I don’t know if you remember, but a few months ago I wrote a story telling you about the Environmental Association Vita Nativa (based in Olhão) and their ‘Alojamento Local para Aves’ (local lodging for birds) initiative, and how they were setting up different kinds of bird boxes all across the Algarve with the plan of giving any would be love birds a safe place to live and lay their eggs. They managed to set up 1,000 of these nest boxes from Castro Marim all the way to Aljezur. And I just thought, since it’s spring now (and I’m very curious) that it might be nice to do a little follow up story, and ask them how it’s going, and whether they got any tenants?

I was very happy to hear that it’s been a great success, and in many cases the species they built the houses for did indeed think they were up to scratch, moved in and are now busy raising a family.

At the Quinta dos Cochichos in Olhão, they found a family of ‘chapins-reais’ (great tits) that could start their own reality TV show, as they have an impressive ‘9 kids and counting’. But they aren’t the only tits on the block. There’s also some ‘chapim-azul’ (blue tit) and ‘chapim-de-poupa’ (European crested tit) in residence nearby too.

The birds of prey also seem pleased with the models of box chosen for them. Of the 4 nest boxes they installed on water tanks at the EMARP (Empresa Municipal de Águas e Resíduos de Portimão), 2 ‘peneireiros-vulgares’ (common kestrels) have moved in and are currently incubating their eggs.
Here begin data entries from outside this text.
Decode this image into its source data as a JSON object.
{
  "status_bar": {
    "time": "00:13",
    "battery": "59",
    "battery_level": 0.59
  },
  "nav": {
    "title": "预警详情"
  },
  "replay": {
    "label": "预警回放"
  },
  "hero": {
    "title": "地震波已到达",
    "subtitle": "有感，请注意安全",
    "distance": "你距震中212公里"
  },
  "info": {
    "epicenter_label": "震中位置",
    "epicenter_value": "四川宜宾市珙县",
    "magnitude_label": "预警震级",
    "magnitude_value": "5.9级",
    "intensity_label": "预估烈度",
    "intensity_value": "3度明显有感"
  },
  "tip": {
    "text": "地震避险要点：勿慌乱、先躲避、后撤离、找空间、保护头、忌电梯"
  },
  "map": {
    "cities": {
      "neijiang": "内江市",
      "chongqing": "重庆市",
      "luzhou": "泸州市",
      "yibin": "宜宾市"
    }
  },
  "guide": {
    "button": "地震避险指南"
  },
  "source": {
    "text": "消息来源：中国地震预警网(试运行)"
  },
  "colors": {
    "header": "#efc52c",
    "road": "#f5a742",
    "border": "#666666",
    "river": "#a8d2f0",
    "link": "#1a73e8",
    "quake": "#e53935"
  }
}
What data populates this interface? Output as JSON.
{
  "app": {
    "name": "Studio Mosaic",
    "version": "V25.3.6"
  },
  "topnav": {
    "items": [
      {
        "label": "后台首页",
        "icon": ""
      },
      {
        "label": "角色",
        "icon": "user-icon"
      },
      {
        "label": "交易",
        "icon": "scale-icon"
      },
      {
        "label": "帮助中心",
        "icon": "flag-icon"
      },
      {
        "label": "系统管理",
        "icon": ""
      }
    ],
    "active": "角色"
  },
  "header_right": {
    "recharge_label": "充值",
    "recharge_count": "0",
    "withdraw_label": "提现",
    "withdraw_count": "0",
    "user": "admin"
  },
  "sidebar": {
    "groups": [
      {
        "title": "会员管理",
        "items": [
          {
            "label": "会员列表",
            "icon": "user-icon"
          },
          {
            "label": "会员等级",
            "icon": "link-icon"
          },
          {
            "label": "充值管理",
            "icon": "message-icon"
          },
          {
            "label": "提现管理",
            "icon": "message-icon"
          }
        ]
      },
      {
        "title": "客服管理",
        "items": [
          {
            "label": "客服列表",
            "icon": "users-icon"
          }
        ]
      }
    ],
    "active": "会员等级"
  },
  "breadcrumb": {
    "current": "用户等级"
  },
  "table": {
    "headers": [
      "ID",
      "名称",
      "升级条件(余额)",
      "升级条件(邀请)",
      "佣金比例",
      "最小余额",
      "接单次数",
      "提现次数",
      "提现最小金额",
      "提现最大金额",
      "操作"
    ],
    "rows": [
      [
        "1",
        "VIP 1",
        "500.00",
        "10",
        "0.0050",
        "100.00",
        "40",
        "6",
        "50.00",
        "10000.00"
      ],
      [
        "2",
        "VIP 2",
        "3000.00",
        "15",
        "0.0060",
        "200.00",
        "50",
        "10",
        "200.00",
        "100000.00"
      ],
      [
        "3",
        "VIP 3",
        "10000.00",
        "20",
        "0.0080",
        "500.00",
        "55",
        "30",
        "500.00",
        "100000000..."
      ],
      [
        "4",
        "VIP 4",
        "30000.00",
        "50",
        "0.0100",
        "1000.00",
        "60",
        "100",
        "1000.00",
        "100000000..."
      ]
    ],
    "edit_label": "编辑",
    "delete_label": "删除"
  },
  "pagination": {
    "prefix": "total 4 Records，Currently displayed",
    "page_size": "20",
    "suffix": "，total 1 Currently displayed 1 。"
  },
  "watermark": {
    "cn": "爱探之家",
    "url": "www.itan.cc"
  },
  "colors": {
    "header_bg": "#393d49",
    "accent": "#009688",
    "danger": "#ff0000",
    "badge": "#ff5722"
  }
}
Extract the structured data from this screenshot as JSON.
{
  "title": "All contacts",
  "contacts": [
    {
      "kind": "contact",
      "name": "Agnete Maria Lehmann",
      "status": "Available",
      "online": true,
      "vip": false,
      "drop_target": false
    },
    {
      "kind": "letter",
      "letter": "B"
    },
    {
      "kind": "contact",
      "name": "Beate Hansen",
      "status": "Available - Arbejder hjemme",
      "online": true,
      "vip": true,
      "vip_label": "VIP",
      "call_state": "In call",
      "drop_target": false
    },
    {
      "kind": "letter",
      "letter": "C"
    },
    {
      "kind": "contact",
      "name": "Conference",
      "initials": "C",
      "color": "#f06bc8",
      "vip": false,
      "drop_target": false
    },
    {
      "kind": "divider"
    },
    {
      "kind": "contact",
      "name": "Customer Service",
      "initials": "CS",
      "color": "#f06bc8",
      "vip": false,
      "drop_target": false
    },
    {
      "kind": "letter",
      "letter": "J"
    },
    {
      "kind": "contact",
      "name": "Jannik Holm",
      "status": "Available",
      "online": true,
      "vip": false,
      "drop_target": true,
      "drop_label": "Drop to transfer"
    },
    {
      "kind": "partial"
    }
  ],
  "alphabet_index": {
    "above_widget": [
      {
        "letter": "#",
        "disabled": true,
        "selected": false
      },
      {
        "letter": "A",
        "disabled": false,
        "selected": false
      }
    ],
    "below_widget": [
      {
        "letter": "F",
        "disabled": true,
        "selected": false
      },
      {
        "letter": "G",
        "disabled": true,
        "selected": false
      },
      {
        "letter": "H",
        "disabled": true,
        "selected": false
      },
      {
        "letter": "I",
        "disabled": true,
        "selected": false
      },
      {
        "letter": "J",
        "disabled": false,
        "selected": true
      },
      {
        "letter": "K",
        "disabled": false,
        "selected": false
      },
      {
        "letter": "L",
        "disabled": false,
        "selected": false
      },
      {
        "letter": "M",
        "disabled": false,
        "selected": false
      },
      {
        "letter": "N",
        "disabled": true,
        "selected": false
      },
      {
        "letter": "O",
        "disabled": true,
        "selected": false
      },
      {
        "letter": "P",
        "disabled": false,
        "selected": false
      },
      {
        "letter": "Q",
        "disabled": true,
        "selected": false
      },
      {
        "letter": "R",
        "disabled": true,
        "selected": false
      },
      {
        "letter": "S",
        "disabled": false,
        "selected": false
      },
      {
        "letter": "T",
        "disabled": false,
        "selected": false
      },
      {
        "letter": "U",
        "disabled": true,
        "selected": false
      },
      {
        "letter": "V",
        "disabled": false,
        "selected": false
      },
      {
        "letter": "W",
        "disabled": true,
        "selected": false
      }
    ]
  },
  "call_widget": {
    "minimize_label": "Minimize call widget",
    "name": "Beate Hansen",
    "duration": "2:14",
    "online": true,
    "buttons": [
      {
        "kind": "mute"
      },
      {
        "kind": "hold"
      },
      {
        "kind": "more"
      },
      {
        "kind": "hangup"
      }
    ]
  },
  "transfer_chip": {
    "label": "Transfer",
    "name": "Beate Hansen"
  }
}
One of these little hawks has also moved into one of these ‘deluxe apartments’ at the wastewater treatment plant in Faro as well.

They also told me about how 2 baby ‘corujas do-mato’ (tawny owls) had fallen out of their nests in Cacela Velha. But instead of taking them straight to RIAS (Centro de Recuperação e Investigação de Animais Selvagens), that at this time of year are very busy dealing with lots of such cases, they decided to try something a little different. They installed one of their bird boxes very close to the old nest and placed the 2 baby owls safely in there. They monitored the situation carefully, and are very happy to announce that their parents came back, and the family of owls love their new home and it won’t be long before the kids start making their first flights.

Speaking of owls, just two weeks ago the first ‘coruja-das-torres’ (barn owl) took up residence in a box they installed on the land of a farmer from Algoz, Silves.

Vita Nativa are extremely pleased with the results so far and will soon be going back to Aljezur, Vila do Bispo, Loulé, Lagos and Vila Real de Santo António to see if there’s any surprises there as well.

Don’t forget that RIAS is looking for help at the moment to help care for other baby wild creatures that are turning up on their doorstep this nesting season. To find out more and to donate please visit https://ppl.pt/causas/rias